时间：02-26 来源：转载自澎湃新闻 浏览量：1293
"Yes, I think so." Harry did not say anything. His thoughts were all of water mon-sters, of giant serpents, of demons, kelpies, and sprites. . . .
"Your word, Harry."
'You'd think people had better things to gossip about,' said Ginny, as she sat on the common-room floor, leaning against Harry's legs and reading the Daily Prophet. Three Dementor attacks in a week, and all Romilda Vane does is ask me if it's true you've got a Hippogriff tattooed across your chest.'
"A bit... or more," said Dumbledore. "You heard Voldemort, what he particularly wanted from Horace was an opinion on what would happen to the wizard who created more than one Horcrux, what would happen to the wizard so determined to evade death that he would be prepared to murder many times, rip his soul repeatedly, so as to store it in many, separately concealed Horcruxc. No book would have given him that information. As far as I know — as far, I am sure, as Voldemort knew — no wizard had ever done more than tear his soul in two."
'A question 1 might ask you. Or are you acting alone?'
'A voice? Saying what?'
"Well, it is inadvisable to do so," said Dumbledore, "because to confide a part of your soul to something that can think and move for itself is obviously a very risky business. However, if my calculations are correct, Voldemort was still at least one Horcrux short of his goal of six when he entered your parents' house with the inten-tion of killing you. He seems to have reserved the process of making Horcruxes for particularly significant deaths. You would certainly have been that. He believed that in killing you, he was destroying the danger the prophecy had outlined. He believed he was making himself invin-cible. I am sure that he was intending to make his final Horcrux with your death. As we know, he failed. After an interval of some years, however, he used Nagini to kill an old Muggle man, and it might then have occurred to him to turn her into his last Horcrux. She underlines the Slytherin connection, which enhances Lord Voldemorts mys-tique; I think he is perhaps as fond of her as he can be of anything; he certainly likes to keep her close, and he seems to have an un-usual amount of control over her, even for a Parselmouth."

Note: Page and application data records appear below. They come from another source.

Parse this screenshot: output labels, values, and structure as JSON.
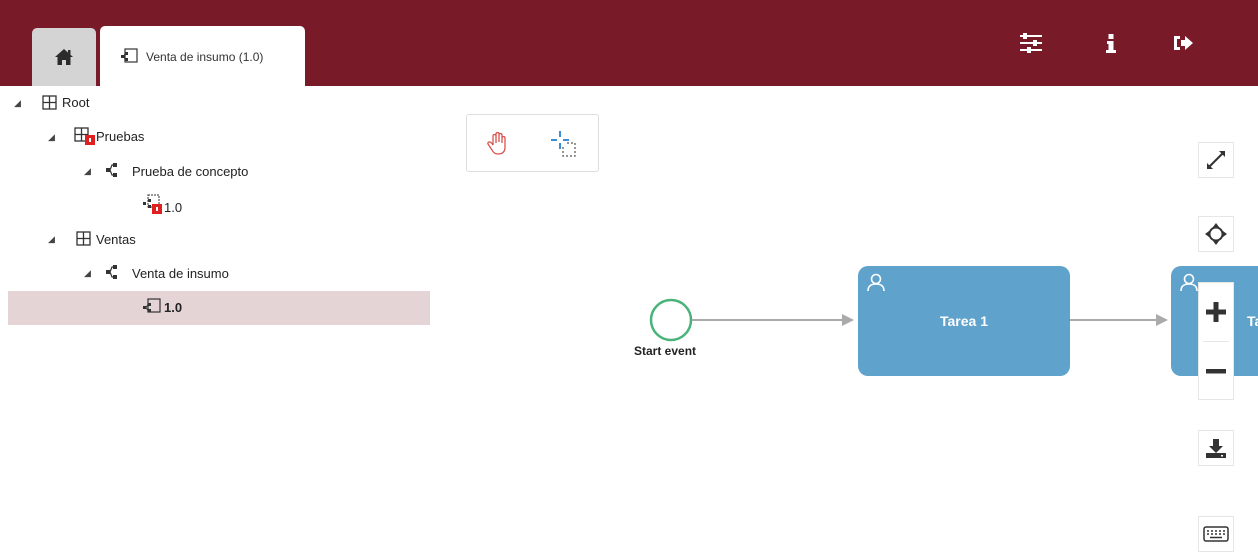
{
  "header": {
    "bg_color": "#791a29",
    "home_icon": "home-icon",
    "active_tab_icon": "process-version-icon",
    "active_tab_label": "Venta de insumo (1.0)",
    "right_icons": [
      "sliders-icon",
      "info-icon",
      "logout-icon"
    ]
  },
  "tree": {
    "nodes": [
      {
        "label": "Root",
        "icon": "grid-icon",
        "level": 0
      },
      {
        "label": "Pruebas",
        "icon": "grid-locked-icon",
        "level": 1
      },
      {
        "label": "Prueba de concepto",
        "icon": "process-icon",
        "level": 2
      },
      {
        "label": "1.0",
        "icon": "version-locked-icon",
        "level": 3
      },
      {
        "label": "Ventas",
        "icon": "grid-icon",
        "level": 1
      },
      {
        "label": "Venta de insumo",
        "icon": "process-icon",
        "level": 2
      },
      {
        "label": "1.0",
        "icon": "version-icon",
        "level": 3,
        "selected": true
      }
    ],
    "selected_color": "#e5d4d6"
  },
  "palette": {
    "tools": [
      "hand-tool-icon",
      "lasso-tool-icon"
    ]
  },
  "diagram": {
    "start_event_label": "Start event",
    "task_color": "#5fa2cc",
    "tasks": [
      {
        "label": "Tarea 1"
      },
      {
        "label": "Ta"
      }
    ]
  },
  "controls": {
    "items": [
      "fit-viewport-icon",
      "center-icon",
      "zoom-in-icon",
      "zoom-out-icon",
      "download-icon",
      "keyboard-icon"
    ]
  }
}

Slughorn stared at him, his thick ringers absentmindedly clawing the stem of his wine glass.
Harry pulled out the tiny glass bottle and showed it to Dumbledore. For a moment or two, the headmaster looked stunned. Then his face split in a wide smile.
"Well, the password changed at midnight, so you'll just have to sleep in the corridor, won't you?"
"Yes," said Dumbledore, smiling, "I would be prepared to bet — perhaps not my other hand — but a couple of fingers, that they be-came Horcruxes three and four. The remaining two, assuming again that he created a total of six, are more of a problem, but I will hazard a guess that, having secured objects from Hufflepuff and Slytherin, he set out to track down objects owned by Gryffindor or Ravenclaw. Four objects from the four founders would, I am sure, have exerted a powerful pull over Voldemort's imagination. I can-not answer for whether he ever managed to find anything of Ravenclaw's. I am confident, however, that the only known relic of Gryffindor remains safe."
I need a place to hide my book. . . . I need a place to hide my book. . . . I need a place to hide my book. ...
'Please let me finish.' Dumbledore waited until Harry had nodded curtly, then went on. 'Professor Snape made a terrible mistake. He was still in Lord Voldemort's employ on the night he heard the first half of Professor Trelawney's prophecy. Naturally, he hastened to tell his master what he had heard, for it concerned his master most deeply. But he did not know - he had no possible way of knowing - which boy Voldemort would hunt from then onwards, or that the parents he would destroy in his murderous quest were people that Professor Snape knew, that they were your mother and father -'
Tom Riddle merely smiled as the others laughed again. Harry noticed that he was by no means the eldest of the group of boys, but that they all seemed to look to him as their leader.
"Liked her?" said Slughorn, his eyes brimming with tears once more. "I don't imagine anyone who met her wouldn't have liked her. . . . Very brave . . . Very funny... It was the most horrible thing. ..."